Colombia’s new President Santos has made a bold although not risk-free effort to tackle the most pressing challenge to peace and security in South America. His effort merits U.S. and international support. It cannot be allowed to degenerate into yet another Chavista ruse.
Health CareBy Gregg Girvan, The Heritage FoundationBackgrounder, 08/19/2010
Obamacare is on the march, and state policymakers must decide by 2014 how they will respond to this encroachment on states’ rights to control their own health insurance markets. The state of Utah has been on the reform path since 2005. With its system of defined contributions (as opposed to the standard defined benefits), a functioning health insurance exchange, and appropriate risk-adjustment mechanisms, Utah has given its workers the freedom to choose among many health plans with different levels of benefits, instead of remaining tied to the one-size-fits-all approach dictated by Washington. The Heritage Foundation has discerned five distinct lessons that the other 49 states can learn from Utah’s experience. The time for learning—and for action—is now.

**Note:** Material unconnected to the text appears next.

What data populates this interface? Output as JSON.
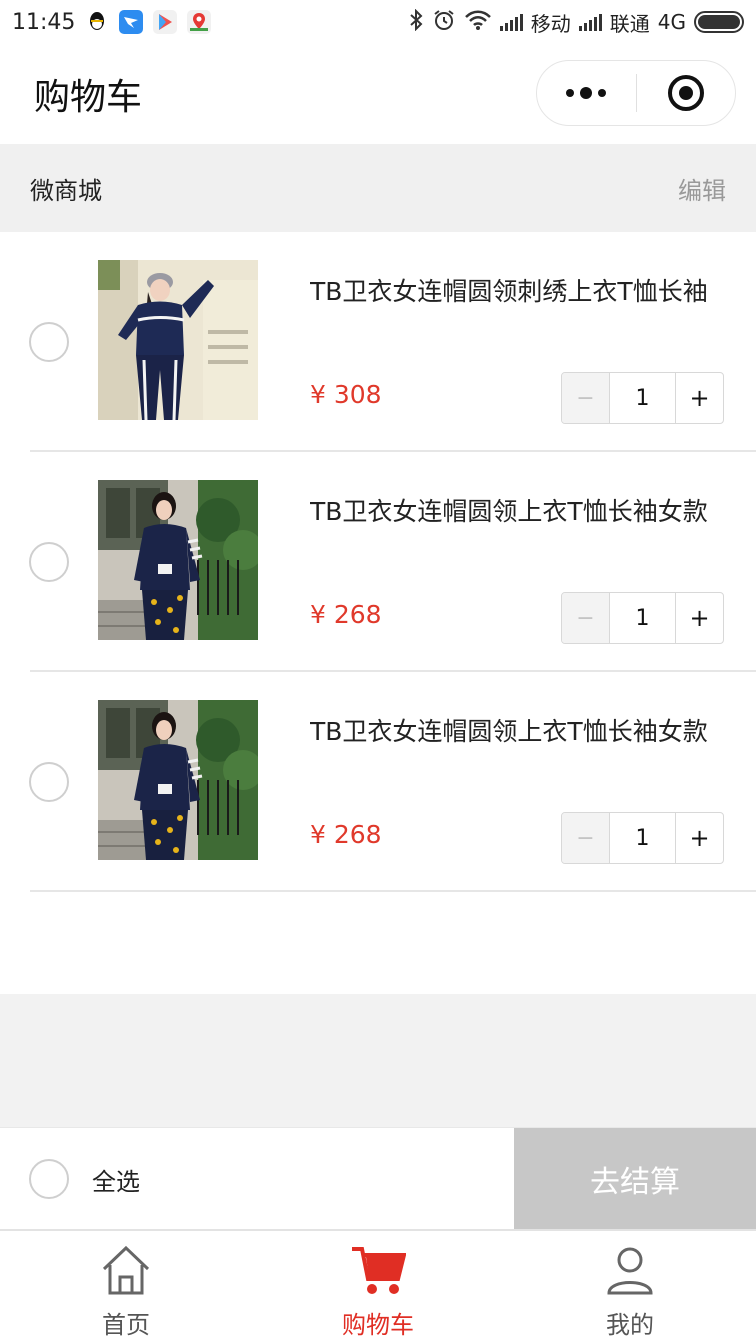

Foreign Policy/International AffairsBy Marion Smith, The Heritage FoundationBackgrounder, 08/19/2010
Secretary of State Hillary Clinton and the Obama Administration have touted the New Strategic Arms Reduction Treaty (START) as a beneficial and necessary negotiation, and urged for its immediate ratification. However, the negotiating record of New START—which contains critical information—has not been released to the U.S. Senate. Because of the importance of strategic nuclear arms and due to the ambiguity of this treaty’s implications, the lack of the negotiating record prevents an informed debate and deliberation in the Senate, obstructing the Senate’s constitutionally mandated role to provide “advice and consent” on all U.S. treaties. Senators ought, therefore, to demand access to all essential information in order to effectively discharge their duties as enumerated by the Constitution.
Economic GrowthBy The Heritage Foundation, The Heritage FoundationReport, 08/19/2010
Compiled by a team of Heritage experts, Solutions for America identifies the nature and scope of our most pressing problems in 23 discrete policy areas, and recommends 128 specific policy prescriptions for Congress to consider. Some of the recommendations are groundbreaking. Others are familiar. Some are being debated right now. All have one thing in common: They would return power to the people. And, collectively, they will transform America, setting her back on the track to prosperity and greatness.
Economic GrowthBy Karen Campbell, Guinevere Nell, The Heritage FoundationCenter for Data Analysis Report, 08/19/2010
The Economic Freedom Act, proposed by Representative Jim Jordan, would terminate the ineffective Troubled Assets Relief Program (TARP), and substitute a proven way to stimulate the economy: tax relief—from permanent repeal of the capital gains and death taxes to significant reductions in payroll taxes and the top corporate tax rate. Analysts at The Heritage Foundation’s Center for Data Analysis (CDA) conducted static and dynamic analyses of the act (H.R. 5029), finding that over the long term, dynamic economic effects would offset much of the cost of the tax relief. In the short term, the act would increase the deficit if it was not coupled with reductions in spending. This means a specific plan for spending cuts is imperative. The CDA analysts detail the economic and fiscal effects of the Economic Freedom Act’s spending and tax cuts.